According to a report from The Smoking Gun, one Catherine L. Crump, 57, of Waukegan, Illinois has attempted to file a trademark on the phrase “I Can’t Breathe” with the United States Patent and Trademark Office for the purposes of selling “hoodies and T-shirts for men, women, boys, girls, and infants” with the phrase printed on them. “I Can’t Breathe” of course, are the last words uttered by Eric Garner before he was killed by Police Officer Daniel Pantaleon. The phrase has become a rallying cry against the use of force and the killings of unarmed black men by police officers. Keep reading »
The finale of “The Colbert Report” aired last night, and it included a visit from a freakish number of celebrity guests to sing him a send-off song. That guy sure has a lot of friends! Stephen will take David Letterman’s place on the “Late Show” next year, but it’s still a bittersweet goodbye. There was nothing quite like ‘The Colbert Report,” and it’ll be missed! [Death + Taxes]
Last week, “Daily Show” correspondent Jessica Williams paid a visit to the NYU science labs to conduct some #EmojiScience experiments. The GE #EmojiScience campaign set out to prove that there’s science in everything by creating experiments that relate to emojis. Scientists then sent out Snapchat footage of celebrity guests like Bill Nye, Gary Vaynerchu, Baratunde Thurston and Williams conducting them. At the lab, I watched the research team light a taco on fire (scientifically, of course) in a plea for Apple to add a taco emoji and discovered beakers full of neon liquids that fizzed just like in the movies. For a person who reads and writes all day at work and thus hasn’t done a science experiment since maybe 11th grade, it was a grand adventure. I watched Williams conduct experiments that involved electric-shocking a pickle (at least, that’s what it looked like!) and making color-changing tie-dye water; but first, she sat down with me for a quick chat about science, street harassment and internet cats. Keep reading »
In 1999, David Dunning and Justin Kruger of Cornell University’s Department of Psychology began testing a theory that occurred to them after hearing a story about a man who thought — because lemon juice could be used as an “invisible ink” — that he could douse himself in it and then go rob a bank and no one would see him.
What they proposed was that individuals who were incompetent were more likely to overestimate their own skill, and also more unlikely to recognize actual skill in others. Keep reading »

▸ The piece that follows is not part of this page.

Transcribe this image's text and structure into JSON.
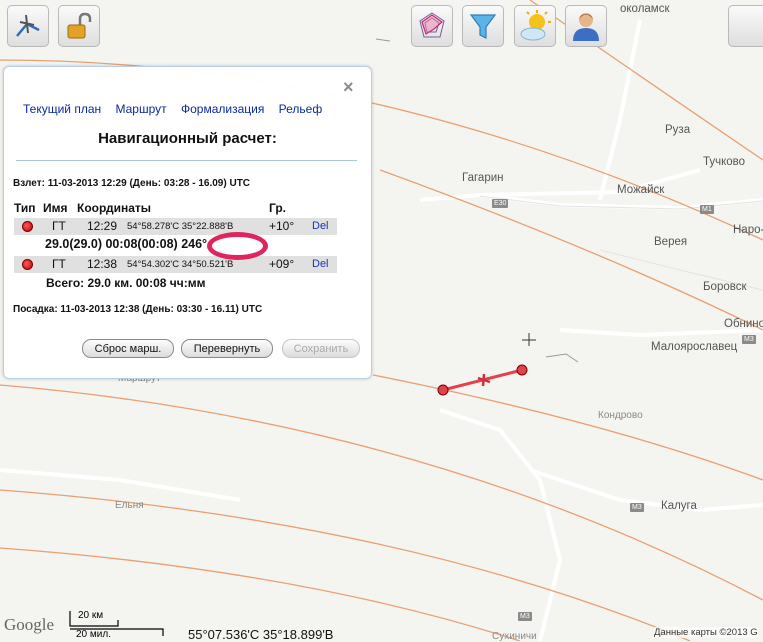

We expect celebrities to be perfect, either in that they’re totally loveable or totally detestable — but so often, that isn’t the case. Check out our gallery of celebrities who were polarizing in 2014, but who aren’t always what they’re made out to be.
Follow me on Twitter.